→ **Work to complete**
Write the listing out once more, with every line exactly as it stands.

→ **The records**

↓

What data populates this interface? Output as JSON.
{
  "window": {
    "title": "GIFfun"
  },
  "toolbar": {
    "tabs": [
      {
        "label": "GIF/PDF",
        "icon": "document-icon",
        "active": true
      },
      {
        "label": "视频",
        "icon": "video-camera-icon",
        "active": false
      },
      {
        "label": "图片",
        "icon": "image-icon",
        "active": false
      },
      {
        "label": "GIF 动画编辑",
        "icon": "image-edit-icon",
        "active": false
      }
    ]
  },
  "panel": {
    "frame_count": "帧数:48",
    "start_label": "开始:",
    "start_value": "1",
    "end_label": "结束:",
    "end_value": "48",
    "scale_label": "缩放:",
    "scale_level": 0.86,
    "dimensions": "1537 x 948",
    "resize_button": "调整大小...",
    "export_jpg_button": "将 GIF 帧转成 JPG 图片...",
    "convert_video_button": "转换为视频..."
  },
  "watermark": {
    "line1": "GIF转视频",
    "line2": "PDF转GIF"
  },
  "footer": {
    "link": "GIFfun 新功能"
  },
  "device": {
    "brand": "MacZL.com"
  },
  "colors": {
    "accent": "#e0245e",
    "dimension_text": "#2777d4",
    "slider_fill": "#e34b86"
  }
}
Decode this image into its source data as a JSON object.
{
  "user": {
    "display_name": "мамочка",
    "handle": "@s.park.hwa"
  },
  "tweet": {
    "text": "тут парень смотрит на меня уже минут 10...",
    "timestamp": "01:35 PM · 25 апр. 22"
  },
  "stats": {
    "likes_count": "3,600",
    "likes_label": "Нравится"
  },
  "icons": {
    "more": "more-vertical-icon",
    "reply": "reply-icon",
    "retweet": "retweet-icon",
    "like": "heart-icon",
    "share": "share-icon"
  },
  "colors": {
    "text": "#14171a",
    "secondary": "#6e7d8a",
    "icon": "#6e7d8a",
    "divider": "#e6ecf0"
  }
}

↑

→ **Written solution**
What data populates this interface? Output as JSON.
{
  "window": {
    "title": "GIFfun"
  },
  "toolbar": {
    "tabs": [
      {
        "label": "GIF/PDF",
        "icon": "document-icon",
        "active": true
      },
      {
        "label": "视频",
        "icon": "video-camera-icon",
        "active": false
      },
      {
        "label": "图片",
        "icon": "image-icon",
        "active": false
      },
      {
        "label": "GIF 动画编辑",
        "icon": "image-edit-icon",
        "active": false
      }
    ]
  },
  "panel": {
    "frame_count": "帧数:48",
    "start_label": "开始:",
    "start_value": "1",
    "end_label": "结束:",
    "end_value": "48",
    "scale_label": "缩放:",
    "scale_level": 0.86,
    "dimensions": "1537 x 948",
    "resize_button": "调整大小...",
    "export_jpg_button": "将 GIF 帧转成 JPG 图片...",
    "convert_video_button": "转换为视频..."
  },
  "watermark": {
    "line1": "GIF转视频",
    "line2": "PDF转GIF"
  },
  "footer": {
    "link": "GIFfun 新功能"
  },
  "device": {
    "brand": "MacZL.com"
  },
  "colors": {
    "accent": "#e0245e",
    "dimension_text": "#2777d4",
    "slider_fill": "#e34b86"
  }
}
Decode this image into its source data as a JSON object.
{
  "user": {
    "display_name": "мамочка",
    "handle": "@s.park.hwa"
  },
  "tweet": {
    "text": "тут парень смотрит на меня уже минут 10...",
    "timestamp": "01:35 PM · 25 апр. 22"
  },
  "stats": {
    "likes_count": "3,600",
    "likes_label": "Нравится"
  },
  "icons": {
    "more": "more-vertical-icon",
    "reply": "reply-icon",
    "retweet": "retweet-icon",
    "like": "heart-icon",
    "share": "share-icon"
  },
  "colors": {
    "text": "#14171a",
    "secondary": "#6e7d8a",
    "icon": "#6e7d8a",
    "divider": "#e6ecf0"
  }
}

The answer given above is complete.